The capital's theatre scene boasts a plethora of top class Shakespeare productions starring some world class names. Sh*t-faced Shakespeare isn't one of them! It's a shambles and that's why people love it.
The public's appetite to see shows done deliberately badly never ceases to amaze me. The West End regularly contains two shows by Mischief Theatre Company, currently The Play That Goes Wrong (also now on Broadway) and The Comedy About a Bank Robbery both of which flirt with the premise that order could collapse at any moment and a big part of the appeal of Showstoppers: the Improvised Musical is the edge of the seat danger that it could all mess up. Even Shakespeare himself revels in the comic potential of amateur actors being bad. Think of the mechanicals in A Midsummer Night's Dream or the inept masque at the end of Love's Labour's Lost.
The Sh*t Faced Shakespeare team doesn't even pretend that you'll get a quality theatrical experience at the Leicester Square Theatre. The idea is that at each performance one of the actors has got intentionally drunk, cast members take turns to down a few beers and half a bottle of spirits before the show. The rest remain sober and respond to the inebriated mess the incapacitated performer makes of their short production, edited down from one of the more popular titles.
At the present time they're massacring the bards witty and arch tragi-comedy, Much Ado About Nothing, in which two unlikely and argumentative lovers are tripped into understanding their true affection for each other whilst a more idealistic romance crumbles amidst lies and deceit. Although that doesn't really concern us here or the cheap looking scenery and costumes on display. The attraction is not poetry, imagery and a meditation on the profound mysteries of love; it's seeing how much of a fool a drunken actor is going to make of themselves in public.

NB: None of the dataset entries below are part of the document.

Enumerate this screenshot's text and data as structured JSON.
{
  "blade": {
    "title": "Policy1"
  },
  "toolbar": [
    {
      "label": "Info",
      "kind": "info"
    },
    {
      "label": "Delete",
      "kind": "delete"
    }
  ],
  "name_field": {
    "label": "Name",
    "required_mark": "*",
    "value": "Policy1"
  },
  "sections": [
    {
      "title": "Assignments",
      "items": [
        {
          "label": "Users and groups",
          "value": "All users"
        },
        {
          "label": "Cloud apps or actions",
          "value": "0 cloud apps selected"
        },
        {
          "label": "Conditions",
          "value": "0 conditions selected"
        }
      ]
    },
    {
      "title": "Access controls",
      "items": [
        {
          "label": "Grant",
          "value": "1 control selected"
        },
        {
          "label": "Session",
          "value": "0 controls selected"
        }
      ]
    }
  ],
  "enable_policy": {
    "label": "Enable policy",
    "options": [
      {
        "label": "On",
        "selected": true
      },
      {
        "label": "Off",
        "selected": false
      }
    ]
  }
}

Some of the mayhem is rehearsed but a great deal of the comedy truly comes from the unpredictability of having an intoxicated cast member who's incapable of retaining the strictly rehearsed structure that's traditionally drummed into actors during rehearsals.

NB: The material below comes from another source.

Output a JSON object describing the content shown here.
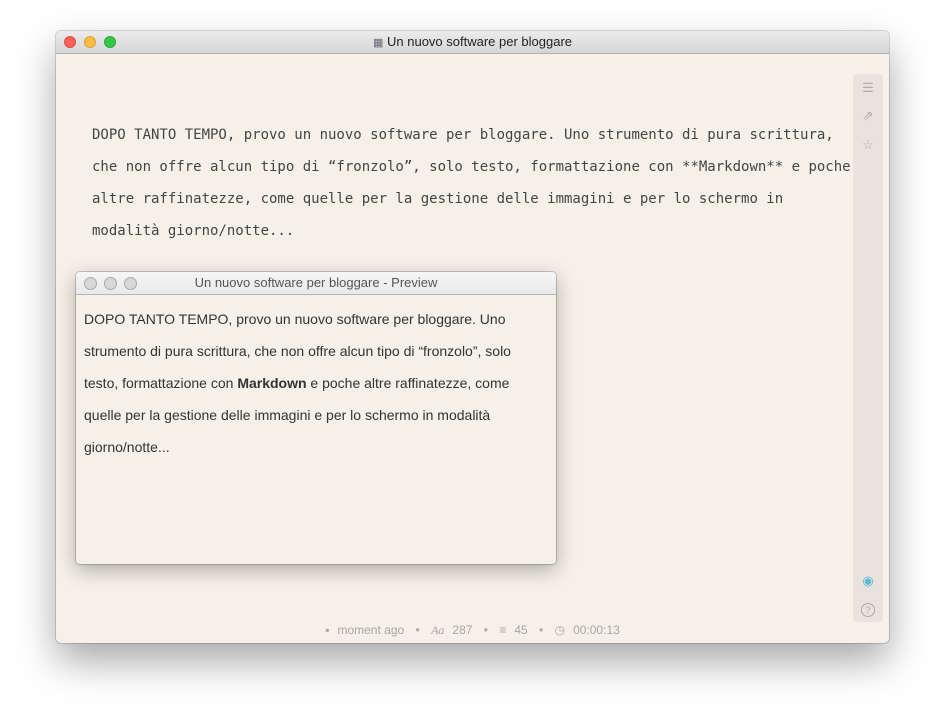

In describing this as I have I'm aware I sound disapproving. In fact the opposite is true. People love this show, the unpredictability of it is genuinely laugh out loud funny and perversely instead of making actors look stupid you emerge admiring the ingenuity of the sober performers who have to keep the laughs and the plot on track. It even makes you hear the Shakespeare lines afresh, which is always rewarding. I'll even admit that If you go to a lot of Shakespeare, as I do, a pissed up Much Ado About Nothing is actually a more enticing prospect than yet another traditional production trudging through the much performed masterpiece.

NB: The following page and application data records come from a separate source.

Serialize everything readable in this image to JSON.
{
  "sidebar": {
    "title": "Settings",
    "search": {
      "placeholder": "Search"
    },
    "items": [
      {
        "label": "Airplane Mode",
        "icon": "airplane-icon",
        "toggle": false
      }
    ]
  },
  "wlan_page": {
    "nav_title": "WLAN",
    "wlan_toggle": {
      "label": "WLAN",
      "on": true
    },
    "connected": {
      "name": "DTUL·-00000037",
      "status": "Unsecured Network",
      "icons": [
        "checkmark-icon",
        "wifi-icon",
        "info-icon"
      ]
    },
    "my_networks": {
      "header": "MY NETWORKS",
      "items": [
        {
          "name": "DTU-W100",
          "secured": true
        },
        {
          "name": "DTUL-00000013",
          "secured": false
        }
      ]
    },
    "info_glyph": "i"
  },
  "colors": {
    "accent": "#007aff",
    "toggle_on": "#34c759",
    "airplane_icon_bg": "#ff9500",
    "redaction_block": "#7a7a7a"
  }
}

Incidentally some very fine actors submit themselves to this process and it's been a massive hit at The Edinburgh Festival and in previous London visits.
Highly recommended as a silly night of escapist entertainment which also might, just might, reveal some truths about the dynamics of alcohol and friendship and the stale nature of some conventional theatre.